Dataset records:
# # #
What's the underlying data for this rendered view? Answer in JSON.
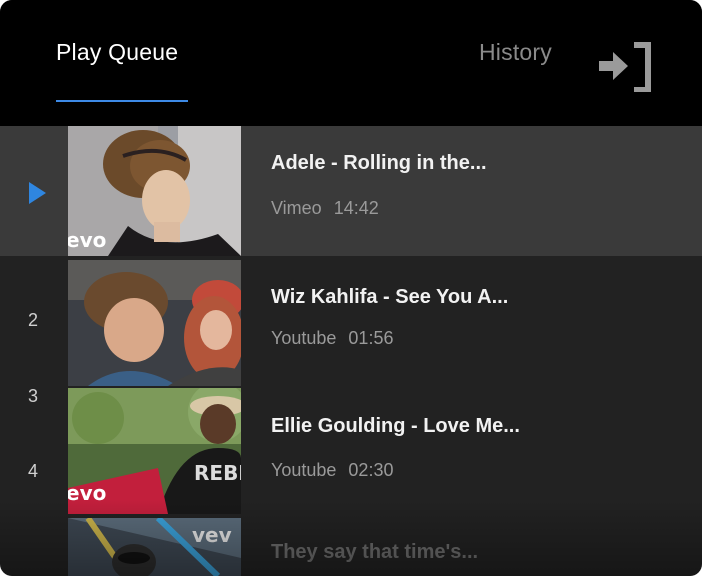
{
  "tabs": {
    "queue_label": "Play Queue",
    "history_label": "History"
  },
  "header": {
    "exit_icon": "exit-to-right-icon"
  },
  "queue": [
    {
      "number": "",
      "playing": true,
      "title": "Adele - Rolling in the...",
      "source": "Vimeo",
      "duration": "14:42",
      "thumb_watermark": "evo"
    },
    {
      "number": "2",
      "playing": false,
      "title": "Wiz Kahlifa - See You A...",
      "source": "Youtube",
      "duration": "01:56",
      "thumb_watermark": ""
    },
    {
      "number": "3",
      "playing": false,
      "title": "Ellie Goulding - Love Me...",
      "source": "Youtube",
      "duration": "02:30",
      "thumb_watermark": "evo"
    },
    {
      "number": "4",
      "playing": false,
      "title": "They say that time's...",
      "source": "",
      "duration": "",
      "thumb_watermark": "vev"
    }
  ],
  "colors": {
    "accent": "#3d8ae6",
    "header_bg": "#000000",
    "list_bg": "#222222",
    "active_row_bg": "#3a3a3a"
  }
}
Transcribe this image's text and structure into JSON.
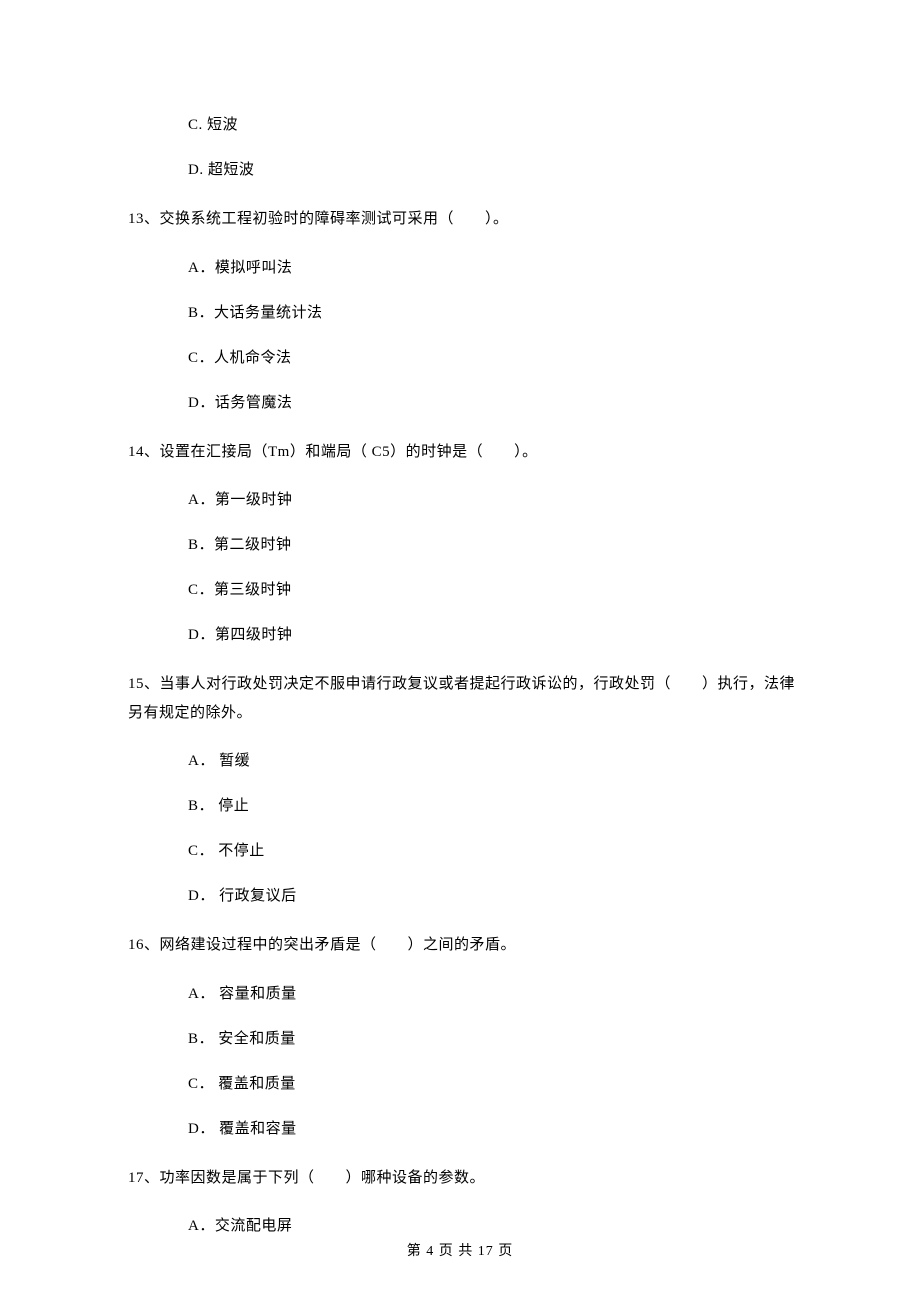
{
  "orphan_options": [
    "C. 短波",
    "D. 超短波"
  ],
  "questions": [
    {
      "stem": "13、交换系统工程初验时的障碍率测试可采用（　　）。",
      "options": [
        "A．模拟呼叫法",
        "B．大话务量统计法",
        "C．人机命令法",
        "D．话务管魔法"
      ]
    },
    {
      "stem": "14、设置在汇接局（Tm）和端局（ C5）的时钟是（　　）。",
      "options": [
        "A．第一级时钟",
        "B．第二级时钟",
        "C．第三级时钟",
        "D．第四级时钟"
      ]
    },
    {
      "stem": "15、当事人对行政处罚决定不服申请行政复议或者提起行政诉讼的，行政处罚（　　）执行，法律另有规定的除外。",
      "options": [
        "A． 暂缓",
        "B． 停止",
        "C． 不停止",
        "D． 行政复议后"
      ]
    },
    {
      "stem": "16、网络建设过程中的突出矛盾是（　　）之间的矛盾。",
      "options": [
        "A． 容量和质量",
        "B． 安全和质量",
        "C． 覆盖和质量",
        "D． 覆盖和容量"
      ]
    },
    {
      "stem": "17、功率因数是属于下列（　　）哪种设备的参数。",
      "options": [
        "A．交流配电屏"
      ]
    }
  ],
  "footer": "第 4 页 共 17 页"
}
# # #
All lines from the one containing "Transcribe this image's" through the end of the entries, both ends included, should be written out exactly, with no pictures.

Transcribe this image's text and structure into JSON.
{
  "orphan_options": [
    "C. 短波",
    "D. 超短波"
  ],
  "questions": [
    {
      "stem": "13、交换系统工程初验时的障碍率测试可采用（　　）。",
      "options": [
        "A．模拟呼叫法",
        "B．大话务量统计法",
        "C．人机命令法",
        "D．话务管魔法"
      ]
    },
    {
      "stem": "14、设置在汇接局（Tm）和端局（ C5）的时钟是（　　）。",
      "options": [
        "A．第一级时钟",
        "B．第二级时钟",
        "C．第三级时钟",
        "D．第四级时钟"
      ]
    },
    {
      "stem": "15、当事人对行政处罚决定不服申请行政复议或者提起行政诉讼的，行政处罚（　　）执行，法律另有规定的除外。",
      "options": [
        "A． 暂缓",
        "B． 停止",
        "C． 不停止",
        "D． 行政复议后"
      ]
    },
    {
      "stem": "16、网络建设过程中的突出矛盾是（　　）之间的矛盾。",
      "options": [
        "A． 容量和质量",
        "B． 安全和质量",
        "C． 覆盖和质量",
        "D． 覆盖和容量"
      ]
    },
    {
      "stem": "17、功率因数是属于下列（　　）哪种设备的参数。",
      "options": [
        "A．交流配电屏"
      ]
    }
  ],
  "footer": "第 4 页 共 17 页"
}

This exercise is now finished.